__Supplied material__
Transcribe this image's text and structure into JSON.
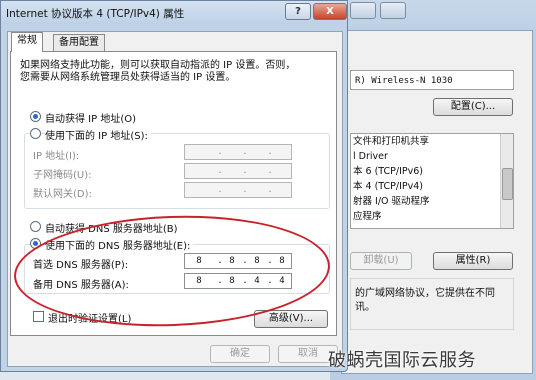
{
  "dialog": {
    "title": "Internet 协议版本 4 (TCP/IPv4) 属性",
    "help_label": "?",
    "close_label": "X",
    "tabs": [
      {
        "label": "常规"
      },
      {
        "label": "备用配置"
      }
    ],
    "description": "如果网络支持此功能，则可以获取自动指派的 IP 设置。否则，\n您需要从网络系统管理员处获得适当的 IP 设置。",
    "ip": {
      "auto_label": "自动获得 IP 地址(O)",
      "manual_label": "使用下面的 IP 地址(S):",
      "address_label": "IP 地址(I):",
      "mask_label": "子网掩码(U):",
      "gateway_label": "默认网关(D):",
      "dots": "."
    },
    "dns": {
      "auto_label": "自动获得 DNS 服务器地址(B)",
      "manual_label": "使用下面的 DNS 服务器地址(E):",
      "preferred_label": "首选 DNS 服务器(P):",
      "alternate_label": "备用 DNS 服务器(A):",
      "preferred_octets": [
        "8",
        "8",
        "8",
        "8"
      ],
      "alternate_octets": [
        "8",
        "8",
        "4",
        "4"
      ]
    },
    "validate_label": "退出时验证设置(L)",
    "advanced_label": "高级(V)...",
    "ok_label": "确定",
    "cancel_label": "取消"
  },
  "background_window": {
    "adapter_text": "R) Wireless-N 1030",
    "configure_label": "配置(C)...",
    "items": [
      "文件和打印机共享",
      "l Driver",
      "本 6 (TCP/IPv6)",
      "本 4 (TCP/IPv4)",
      "射器 I/O 驱动程序",
      "应程序"
    ],
    "uninstall_label": "卸载(U)",
    "properties_label": "属性(R)",
    "description": "的广域网络协议，它提供在不同\n讯。"
  },
  "watermark": "破蜗壳国际云服务"
}
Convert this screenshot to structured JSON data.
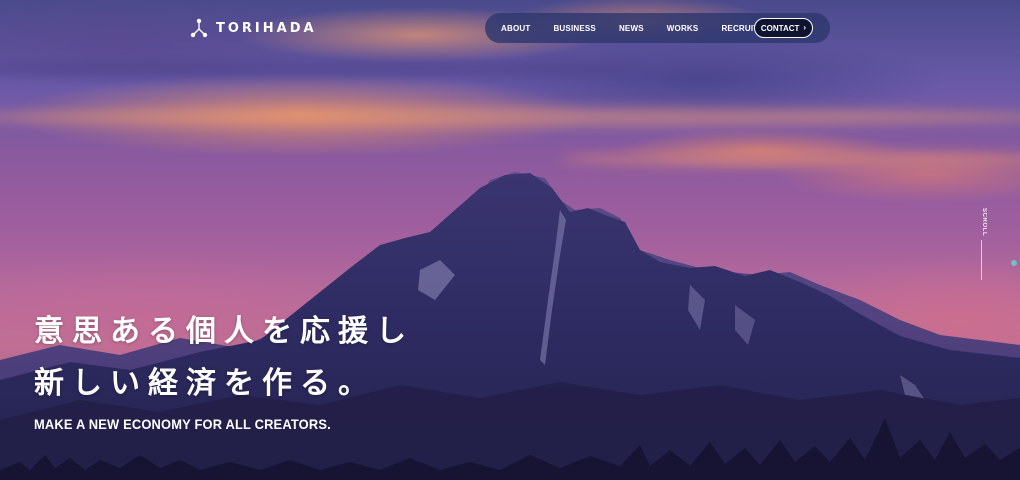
{
  "brand": {
    "name": "TORIHADA",
    "logo_icon": "node-network-icon"
  },
  "nav": {
    "items": [
      {
        "label": "ABOUT"
      },
      {
        "label": "BUSINESS"
      },
      {
        "label": "NEWS"
      },
      {
        "label": "WORKS"
      },
      {
        "label": "RECRUIT"
      }
    ],
    "contact": {
      "label": "CONTACT",
      "icon": "chevron-right-icon"
    }
  },
  "hero": {
    "headline_line1": "意思ある個人を応援し",
    "headline_line2": "新しい経済を作る。",
    "subheadline": "MAKE A NEW ECONOMY FOR ALL CREATORS.",
    "scroll_label": "SCROLL"
  },
  "colors": {
    "nav_background": "#2d376e",
    "contact_background": "#0f1530",
    "accent_dot": "#6ec1c6",
    "text": "#ffffff"
  }
}
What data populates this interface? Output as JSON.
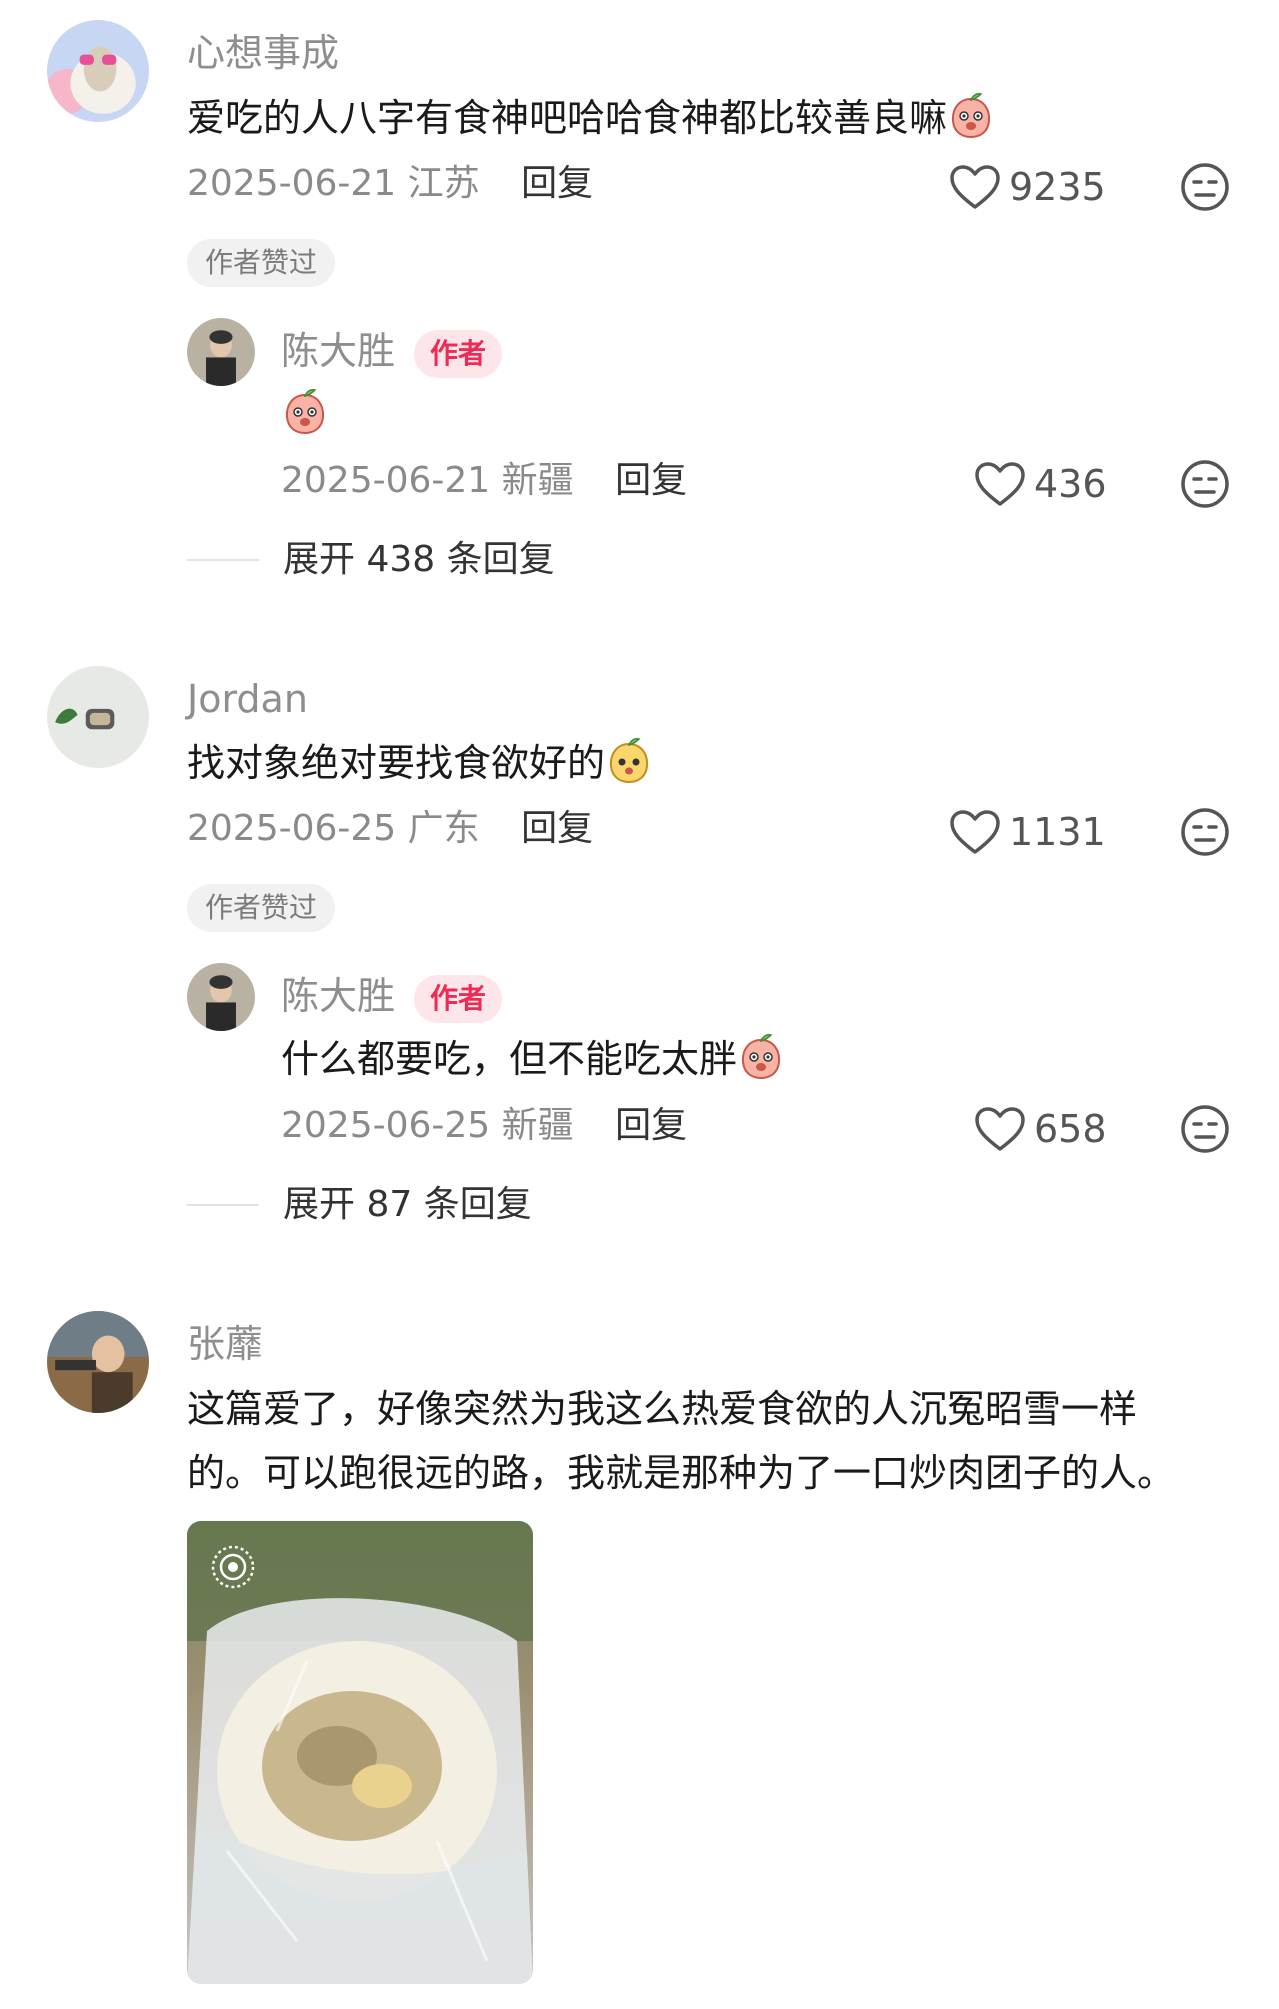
{
  "comments": [
    {
      "name": "心想事成",
      "text": "爱吃的人八字有食神吧哈哈食神都比较善良嘛",
      "date": "2025-06-21",
      "location": "江苏",
      "reply_label": "回复",
      "likes": "9235",
      "badge": "作者赞过",
      "author_reply": {
        "name": "陈大胜",
        "tag": "作者",
        "text": "",
        "date": "2025-06-21",
        "location": "新疆",
        "reply_label": "回复",
        "likes": "436"
      },
      "expand": "展开 438 条回复"
    },
    {
      "name": "Jordan",
      "text": "找对象绝对要找食欲好的",
      "date": "2025-06-25",
      "location": "广东",
      "reply_label": "回复",
      "likes": "1131",
      "badge": "作者赞过",
      "author_reply": {
        "name": "陈大胜",
        "tag": "作者",
        "text": "什么都要吃，但不能吃太胖",
        "date": "2025-06-25",
        "location": "新疆",
        "reply_label": "回复",
        "likes": "658"
      },
      "expand": "展开 87 条回复"
    },
    {
      "name": "张蘼",
      "text_line1": "这篇爱了，好像突然为我这么热爱食欲的人沉冤昭雪一样",
      "text_line2": "的。可以跑很远的路，我就是那种为了一口炒肉团子的人。"
    }
  ],
  "icons": {
    "like": "heart-outline-icon",
    "dislike": "neutral-face-icon",
    "emoji": "peach-sticker-icon",
    "live_photo": "live-photo-icon"
  },
  "colors": {
    "author_tag": "#ee2a55",
    "author_tag_bg": "#fde6ea",
    "meta": "#8a8a8a"
  }
}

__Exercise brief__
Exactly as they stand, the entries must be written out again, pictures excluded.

__Result of the exercise__
Transcribe this image's text and structure into JSON.
{
  "dialog": {
    "title": "Internet 协议版本 4 (TCP/IPv4) 属性",
    "help_label": "?",
    "close_label": "X",
    "tabs": [
      {
        "label": "常规"
      },
      {
        "label": "备用配置"
      }
    ],
    "description": "如果网络支持此功能，则可以获取自动指派的 IP 设置。否则，\n您需要从网络系统管理员处获得适当的 IP 设置。",
    "ip": {
      "auto_label": "自动获得 IP 地址(O)",
      "manual_label": "使用下面的 IP 地址(S):",
      "address_label": "IP 地址(I):",
      "mask_label": "子网掩码(U):",
      "gateway_label": "默认网关(D):",
      "dots": "."
    },
    "dns": {
      "auto_label": "自动获得 DNS 服务器地址(B)",
      "manual_label": "使用下面的 DNS 服务器地址(E):",
      "preferred_label": "首选 DNS 服务器(P):",
      "alternate_label": "备用 DNS 服务器(A):",
      "preferred_octets": [
        "8",
        "8",
        "8",
        "8"
      ],
      "alternate_octets": [
        "8",
        "8",
        "4",
        "4"
      ]
    },
    "validate_label": "退出时验证设置(L)",
    "advanced_label": "高级(V)...",
    "ok_label": "确定",
    "cancel_label": "取消"
  },
  "background_window": {
    "adapter_text": "R) Wireless-N 1030",
    "configure_label": "配置(C)...",
    "items": [
      "文件和打印机共享",
      "l Driver",
      "本 6 (TCP/IPv6)",
      "本 4 (TCP/IPv4)",
      "射器 I/O 驱动程序",
      "应程序"
    ],
    "uninstall_label": "卸载(U)",
    "properties_label": "属性(R)",
    "description": "的广域网络协议，它提供在不同\n讯。"
  },
  "watermark": "破蜗壳国际云服务"
}
Convert this screenshot to structured JSON data.
{
  "brand": {
    "name": "TORIHADA",
    "logo_icon": "node-network-icon"
  },
  "nav": {
    "items": [
      {
        "label": "ABOUT"
      },
      {
        "label": "BUSINESS"
      },
      {
        "label": "NEWS"
      },
      {
        "label": "WORKS"
      },
      {
        "label": "RECRUIT"
      }
    ],
    "contact": {
      "label": "CONTACT",
      "icon": "chevron-right-icon"
    }
  },
  "hero": {
    "headline_line1": "意思ある個人を応援し",
    "headline_line2": "新しい経済を作る。",
    "subheadline": "MAKE A NEW ECONOMY FOR ALL CREATORS.",
    "scroll_label": "SCROLL"
  },
  "colors": {
    "nav_background": "#2d376e",
    "contact_background": "#0f1530",
    "accent_dot": "#6ec1c6",
    "text": "#ffffff"
  }
}
What data populates this interface? Output as JSON.
{
  "comments": [
    {
      "name": "心想事成",
      "text": "爱吃的人八字有食神吧哈哈食神都比较善良嘛",
      "date": "2025-06-21",
      "location": "江苏",
      "reply_label": "回复",
      "likes": "9235",
      "badge": "作者赞过",
      "author_reply": {
        "name": "陈大胜",
        "tag": "作者",
        "text": "",
        "date": "2025-06-21",
        "location": "新疆",
        "reply_label": "回复",
        "likes": "436"
      },
      "expand": "展开 438 条回复"
    },
    {
      "name": "Jordan",
      "text": "找对象绝对要找食欲好的",
      "date": "2025-06-25",
      "location": "广东",
      "reply_label": "回复",
      "likes": "1131",
      "badge": "作者赞过",
      "author_reply": {
        "name": "陈大胜",
        "tag": "作者",
        "text": "什么都要吃，但不能吃太胖",
        "date": "2025-06-25",
        "location": "新疆",
        "reply_label": "回复",
        "likes": "658"
      },
      "expand": "展开 87 条回复"
    },
    {
      "name": "张蘼",
      "text_line1": "这篇爱了，好像突然为我这么热爱食欲的人沉冤昭雪一样",
      "text_line2": "的。可以跑很远的路，我就是那种为了一口炒肉团子的人。"
    }
  ],
  "icons": {
    "like": "heart-outline-icon",
    "dislike": "neutral-face-icon",
    "emoji": "peach-sticker-icon",
    "live_photo": "live-photo-icon"
  },
  "colors": {
    "author_tag": "#ee2a55",
    "author_tag_bg": "#fde6ea",
    "meta": "#8a8a8a"
  }
}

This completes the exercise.